Neal: “No face cards. None of my cards are prime numbers. My five cards add up to a number whose reverse is a factorial.”

Sum of these five cards is at most 50, so it must be 1, 2, 6, or 42. Obviously it can't be 1 or 2, but it also can't be 6 because the only way to make it is 1+1+1+1+2 and 2 is prime. So the sum is 42. The summands are chosen from 4,6,8,9. There actually aren't many ways to do this. We can't use 4 because 49999 only gives 40. We can have 69999 and clearly that's the only way to use 6. Otherwise we have only 8s and 9s and it must be 88899. So Neal has 69999 or 88899. [EDITED to add:] Oops, as pointed out in comments some of Neal's cards could also be 10s, which means there are more possibilities than I listed. Let's see. We still can't use 4 because Ari has all the 4s. We can't use two 6s because 66TTT is only 32; with one 6 we need 36 from the other four which means 9999 (which we already listed) or 899T or 88TT. Otherwise, all 8s, 9s and 10s; five 9s would be 45 so we need five {-1,0,+1} adding to -3 which means either ---00 (meaning 88899, already listed) or ----+ (meaning 8888T). So, finally, Neal has one of these hands: 69999 88899 6899T 688TT 8888T. Of these, the first and last beat Ari's four fours, and the others lose.

What should Ari do?

John has AA223: two pair. Jose has A5656, two pair. If aces aren't considered face cards, presumably Jose's hand beats John's, but in any case neither of them is going to be winning this hand. Ari has 44445, four of a kind. Neal's hand may be better than Ari's or worse; the better possibilities are considerably less likely than the worse ones. John and Jose both have losing hands, and know it, and know that everyone else knows it. They will fold. Ari doesn't know whether he or Neal has the better hand. Neal does know, but knows that Ari doesn't know.

Unless I am missing something, at this point we are out of the realm of pure logic and into that of probability and bidding strategy.

As already mentioned, there are way more possible deals where Neal loses than where Neal wins, so it seems like Ari should place a sizeable bet. As to what he should do after that if Neal doesn't fold, I don't know; it seems like it might depend on things like how much money each has available to bet, how much of a risk-taker Neal is, etc.

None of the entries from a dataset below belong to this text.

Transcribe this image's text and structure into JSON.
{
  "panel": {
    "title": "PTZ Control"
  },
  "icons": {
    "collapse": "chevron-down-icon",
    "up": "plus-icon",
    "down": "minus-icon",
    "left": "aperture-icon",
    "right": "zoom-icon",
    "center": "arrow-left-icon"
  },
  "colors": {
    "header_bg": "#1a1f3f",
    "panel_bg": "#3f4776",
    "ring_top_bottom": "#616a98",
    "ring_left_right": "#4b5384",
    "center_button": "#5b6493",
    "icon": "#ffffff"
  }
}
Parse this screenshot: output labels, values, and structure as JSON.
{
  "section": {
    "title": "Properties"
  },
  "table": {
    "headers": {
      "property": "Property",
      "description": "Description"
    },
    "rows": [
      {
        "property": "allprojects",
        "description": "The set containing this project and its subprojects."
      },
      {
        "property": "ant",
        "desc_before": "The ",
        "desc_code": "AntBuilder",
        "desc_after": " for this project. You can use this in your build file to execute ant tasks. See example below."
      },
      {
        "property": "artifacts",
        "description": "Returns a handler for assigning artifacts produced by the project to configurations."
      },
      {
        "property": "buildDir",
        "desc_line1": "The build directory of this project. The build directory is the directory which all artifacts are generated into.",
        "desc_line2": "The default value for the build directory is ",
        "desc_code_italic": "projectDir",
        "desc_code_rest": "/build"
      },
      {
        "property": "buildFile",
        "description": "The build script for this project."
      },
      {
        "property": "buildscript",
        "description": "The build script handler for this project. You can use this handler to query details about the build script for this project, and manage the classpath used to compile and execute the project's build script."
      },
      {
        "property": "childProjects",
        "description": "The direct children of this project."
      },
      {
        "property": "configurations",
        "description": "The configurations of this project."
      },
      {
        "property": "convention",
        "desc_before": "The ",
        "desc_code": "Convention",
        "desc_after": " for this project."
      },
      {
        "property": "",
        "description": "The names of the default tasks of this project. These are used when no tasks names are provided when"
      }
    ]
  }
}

$\endgroup$
6
  • $\begingroup$ The main difference between our answers is that you seem to have ruled out 10 as a possible card in Jose's hand, could you elaborate on that for me? $\endgroup$ – Joshua Bizley Apr 26 at 13:36
  • $\begingroup$ @Gareth McCaughan. Why did you ignore 24 as a factorial (product) for John? $\endgroup$ – DrD Apr 26 at 13:50
  • $\begingroup$ @DrD I don't think I understand. I didn't ignore it and the hand I think John has has product 24. If you're referring to the first sentence of what I wrote about John's hand, it's referring to the individual cards and there are no cards with number 24 in a standard deck :-). $\endgroup$ – Gareth McCaughan Apr 26 at 15:17
  • $\begingroup$ @JoshuaBizley Is it possible that you mean Neal's hand, not Jose's? Because I don't see where I could have allowed 10 in Jose's, but rereading what I wrote about Neal's it does look as if I missed some possibilities there. [EDITED to fix a typo.] $\endgroup$ – Gareth McCaughan Apr 26 at 15:19
  • $\begingroup$ Yes sorry Neal's hand $\endgroup$ – Joshua Bizley Apr 26 at 15:21

Your Answer

By clicking “Post Your Answer”, you agree to our terms of service, privacy policy and cookie policy

Not the answer you're looking for? Browse other questions tagged or ask your own question.